-- Opening Marker --

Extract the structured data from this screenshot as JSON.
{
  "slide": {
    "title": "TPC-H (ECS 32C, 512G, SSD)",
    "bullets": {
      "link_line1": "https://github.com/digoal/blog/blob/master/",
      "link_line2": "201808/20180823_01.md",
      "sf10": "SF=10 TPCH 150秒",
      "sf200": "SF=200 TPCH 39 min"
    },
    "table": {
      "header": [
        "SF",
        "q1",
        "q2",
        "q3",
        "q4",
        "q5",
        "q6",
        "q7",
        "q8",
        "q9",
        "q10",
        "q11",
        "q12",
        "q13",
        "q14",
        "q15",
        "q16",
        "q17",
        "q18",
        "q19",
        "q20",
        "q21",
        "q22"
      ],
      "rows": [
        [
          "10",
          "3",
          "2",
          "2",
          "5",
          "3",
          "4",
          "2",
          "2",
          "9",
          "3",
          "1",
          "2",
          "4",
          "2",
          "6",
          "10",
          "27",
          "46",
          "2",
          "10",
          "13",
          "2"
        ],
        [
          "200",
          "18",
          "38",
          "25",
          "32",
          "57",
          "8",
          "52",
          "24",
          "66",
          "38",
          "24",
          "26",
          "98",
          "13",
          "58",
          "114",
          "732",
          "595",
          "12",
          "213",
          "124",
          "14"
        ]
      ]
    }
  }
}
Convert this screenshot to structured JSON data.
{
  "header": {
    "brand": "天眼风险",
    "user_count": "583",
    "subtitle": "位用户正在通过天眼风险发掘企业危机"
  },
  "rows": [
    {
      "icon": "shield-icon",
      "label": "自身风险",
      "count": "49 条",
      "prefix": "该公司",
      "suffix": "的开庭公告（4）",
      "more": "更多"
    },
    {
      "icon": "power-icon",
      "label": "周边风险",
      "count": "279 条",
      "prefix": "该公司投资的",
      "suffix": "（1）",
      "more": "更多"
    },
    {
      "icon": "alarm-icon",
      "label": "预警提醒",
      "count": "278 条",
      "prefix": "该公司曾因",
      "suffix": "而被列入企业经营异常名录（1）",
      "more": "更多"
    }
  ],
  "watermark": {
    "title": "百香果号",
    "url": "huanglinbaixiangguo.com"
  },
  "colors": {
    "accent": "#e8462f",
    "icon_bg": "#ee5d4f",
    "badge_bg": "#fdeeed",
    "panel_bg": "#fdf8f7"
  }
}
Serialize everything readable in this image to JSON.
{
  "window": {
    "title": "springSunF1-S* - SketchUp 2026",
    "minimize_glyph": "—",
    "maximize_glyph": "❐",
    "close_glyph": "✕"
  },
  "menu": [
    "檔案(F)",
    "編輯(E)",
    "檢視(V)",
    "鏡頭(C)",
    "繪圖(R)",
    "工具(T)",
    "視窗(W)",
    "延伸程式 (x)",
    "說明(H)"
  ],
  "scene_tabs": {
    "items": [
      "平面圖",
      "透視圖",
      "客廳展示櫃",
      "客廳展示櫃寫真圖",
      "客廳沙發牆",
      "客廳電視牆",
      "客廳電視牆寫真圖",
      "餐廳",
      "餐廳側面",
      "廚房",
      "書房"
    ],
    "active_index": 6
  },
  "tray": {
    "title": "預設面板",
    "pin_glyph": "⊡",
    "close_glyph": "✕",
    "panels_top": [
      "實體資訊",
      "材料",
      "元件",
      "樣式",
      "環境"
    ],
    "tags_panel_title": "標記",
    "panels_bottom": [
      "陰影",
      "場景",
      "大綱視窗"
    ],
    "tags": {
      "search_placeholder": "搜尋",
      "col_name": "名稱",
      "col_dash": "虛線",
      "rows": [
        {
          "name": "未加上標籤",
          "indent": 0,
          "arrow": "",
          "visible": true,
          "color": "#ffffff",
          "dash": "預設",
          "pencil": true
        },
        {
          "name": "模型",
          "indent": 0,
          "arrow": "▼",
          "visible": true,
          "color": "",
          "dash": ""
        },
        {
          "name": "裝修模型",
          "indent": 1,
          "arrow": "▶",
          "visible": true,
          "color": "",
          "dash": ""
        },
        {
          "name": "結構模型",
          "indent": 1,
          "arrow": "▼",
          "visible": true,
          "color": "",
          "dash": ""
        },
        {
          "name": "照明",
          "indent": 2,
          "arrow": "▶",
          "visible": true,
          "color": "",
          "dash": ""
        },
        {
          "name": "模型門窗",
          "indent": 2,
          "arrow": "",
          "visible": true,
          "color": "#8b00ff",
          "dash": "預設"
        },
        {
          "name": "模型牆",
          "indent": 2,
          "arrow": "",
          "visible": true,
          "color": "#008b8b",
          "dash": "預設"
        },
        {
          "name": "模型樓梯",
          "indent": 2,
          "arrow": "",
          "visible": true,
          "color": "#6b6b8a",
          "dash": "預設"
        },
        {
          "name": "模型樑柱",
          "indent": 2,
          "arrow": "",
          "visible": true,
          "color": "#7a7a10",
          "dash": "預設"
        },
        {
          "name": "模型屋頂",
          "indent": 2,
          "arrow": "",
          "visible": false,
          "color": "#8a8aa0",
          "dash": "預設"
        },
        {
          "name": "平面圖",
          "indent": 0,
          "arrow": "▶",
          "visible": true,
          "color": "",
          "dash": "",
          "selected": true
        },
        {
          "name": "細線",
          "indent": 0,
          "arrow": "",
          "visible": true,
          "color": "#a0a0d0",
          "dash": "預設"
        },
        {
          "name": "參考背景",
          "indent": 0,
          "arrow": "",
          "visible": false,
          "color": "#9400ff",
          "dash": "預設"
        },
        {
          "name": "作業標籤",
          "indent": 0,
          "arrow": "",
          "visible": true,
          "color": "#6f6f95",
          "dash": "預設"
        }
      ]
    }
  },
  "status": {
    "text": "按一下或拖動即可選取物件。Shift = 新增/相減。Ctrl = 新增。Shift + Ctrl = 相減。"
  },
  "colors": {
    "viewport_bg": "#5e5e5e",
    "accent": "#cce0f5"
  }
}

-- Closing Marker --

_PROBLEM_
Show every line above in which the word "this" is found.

_TASK RESULT_
Extract the structured data from this screenshot as JSON.
Convert this screenshot to structured JSON data.
Serialize everything readable in this image to JSON.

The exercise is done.